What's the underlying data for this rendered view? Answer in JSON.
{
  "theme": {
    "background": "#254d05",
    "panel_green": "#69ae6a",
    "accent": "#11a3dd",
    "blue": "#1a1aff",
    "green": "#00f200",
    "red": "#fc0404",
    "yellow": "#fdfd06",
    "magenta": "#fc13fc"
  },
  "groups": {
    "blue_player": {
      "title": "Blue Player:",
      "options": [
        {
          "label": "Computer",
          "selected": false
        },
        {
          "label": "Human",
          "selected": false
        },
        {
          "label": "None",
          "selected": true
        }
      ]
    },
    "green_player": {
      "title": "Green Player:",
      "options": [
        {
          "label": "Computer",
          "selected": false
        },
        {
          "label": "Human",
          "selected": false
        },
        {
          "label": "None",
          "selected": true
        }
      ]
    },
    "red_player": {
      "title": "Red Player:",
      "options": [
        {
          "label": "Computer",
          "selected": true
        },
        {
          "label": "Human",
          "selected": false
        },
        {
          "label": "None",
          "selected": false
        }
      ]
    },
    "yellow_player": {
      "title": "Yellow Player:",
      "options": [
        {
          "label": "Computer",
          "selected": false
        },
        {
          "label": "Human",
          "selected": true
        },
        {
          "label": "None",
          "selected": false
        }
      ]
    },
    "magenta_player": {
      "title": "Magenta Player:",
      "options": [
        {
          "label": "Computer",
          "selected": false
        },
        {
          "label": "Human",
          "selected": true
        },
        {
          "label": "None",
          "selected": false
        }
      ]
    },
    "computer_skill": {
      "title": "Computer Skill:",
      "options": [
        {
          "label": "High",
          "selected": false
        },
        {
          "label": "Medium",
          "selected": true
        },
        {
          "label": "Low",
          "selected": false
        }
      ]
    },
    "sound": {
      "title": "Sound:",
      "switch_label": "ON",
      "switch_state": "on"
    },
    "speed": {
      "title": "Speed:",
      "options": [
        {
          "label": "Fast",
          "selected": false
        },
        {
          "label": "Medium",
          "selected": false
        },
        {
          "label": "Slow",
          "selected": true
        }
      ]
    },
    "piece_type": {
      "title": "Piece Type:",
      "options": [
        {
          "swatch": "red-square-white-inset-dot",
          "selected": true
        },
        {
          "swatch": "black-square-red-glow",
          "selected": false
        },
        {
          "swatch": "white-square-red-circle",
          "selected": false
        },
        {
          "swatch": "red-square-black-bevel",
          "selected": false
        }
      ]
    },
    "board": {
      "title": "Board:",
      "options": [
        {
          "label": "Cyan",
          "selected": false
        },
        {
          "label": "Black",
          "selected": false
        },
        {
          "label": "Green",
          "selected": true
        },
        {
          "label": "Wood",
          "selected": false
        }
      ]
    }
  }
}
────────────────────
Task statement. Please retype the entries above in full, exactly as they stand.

Response box.
What's the underlying data for this rendered view? Answer in JSON.
{
  "theme": {
    "background": "#254d05",
    "panel_green": "#69ae6a",
    "accent": "#11a3dd",
    "blue": "#1a1aff",
    "green": "#00f200",
    "red": "#fc0404",
    "yellow": "#fdfd06",
    "magenta": "#fc13fc"
  },
  "groups": {
    "blue_player": {
      "title": "Blue Player:",
      "options": [
        {
          "label": "Computer",
          "selected": false
        },
        {
          "label": "Human",
          "selected": false
        },
        {
          "label": "None",
          "selected": true
        }
      ]
    },
    "green_player": {
      "title": "Green Player:",
      "options": [
        {
          "label": "Computer",
          "selected": false
        },
        {
          "label": "Human",
          "selected": false
        },
        {
          "label": "None",
          "selected": true
        }
      ]
    },
    "red_player": {
      "title": "Red Player:",
      "options": [
        {
          "label": "Computer",
          "selected": true
        },
        {
          "label": "Human",
          "selected": false
        },
        {
          "label": "None",
          "selected": false
        }
      ]
    },
    "yellow_player": {
      "title": "Yellow Player:",
      "options": [
        {
          "label": "Computer",
          "selected": false
        },
        {
          "label": "Human",
          "selected": true
        },
        {
          "label": "None",
          "selected": false
        }
      ]
    },
    "magenta_player": {
      "title": "Magenta Player:",
      "options": [
        {
          "label": "Computer",
          "selected": false
        },
        {
          "label": "Human",
          "selected": true
        },
        {
          "label": "None",
          "selected": false
        }
      ]
    },
    "computer_skill": {
      "title": "Computer Skill:",
      "options": [
        {
          "label": "High",
          "selected": false
        },
        {
          "label": "Medium",
          "selected": true
        },
        {
          "label": "Low",
          "selected": false
        }
      ]
    },
    "sound": {
      "title": "Sound:",
      "switch_label": "ON",
      "switch_state": "on"
    },
    "speed": {
      "title": "Speed:",
      "options": [
        {
          "label": "Fast",
          "selected": false
        },
        {
          "label": "Medium",
          "selected": false
        },
        {
          "label": "Slow",
          "selected": true
        }
      ]
    },
    "piece_type": {
      "title": "Piece Type:",
      "options": [
        {
          "swatch": "red-square-white-inset-dot",
          "selected": true
        },
        {
          "swatch": "black-square-red-glow",
          "selected": false
        },
        {
          "swatch": "white-square-red-circle",
          "selected": false
        },
        {
          "swatch": "red-square-black-bevel",
          "selected": false
        }
      ]
    },
    "board": {
      "title": "Board:",
      "options": [
        {
          "label": "Cyan",
          "selected": false
        },
        {
          "label": "Black",
          "selected": false
        },
        {
          "label": "Green",
          "selected": true
        },
        {
          "label": "Wood",
          "selected": false
        }
      ]
    }
  }
}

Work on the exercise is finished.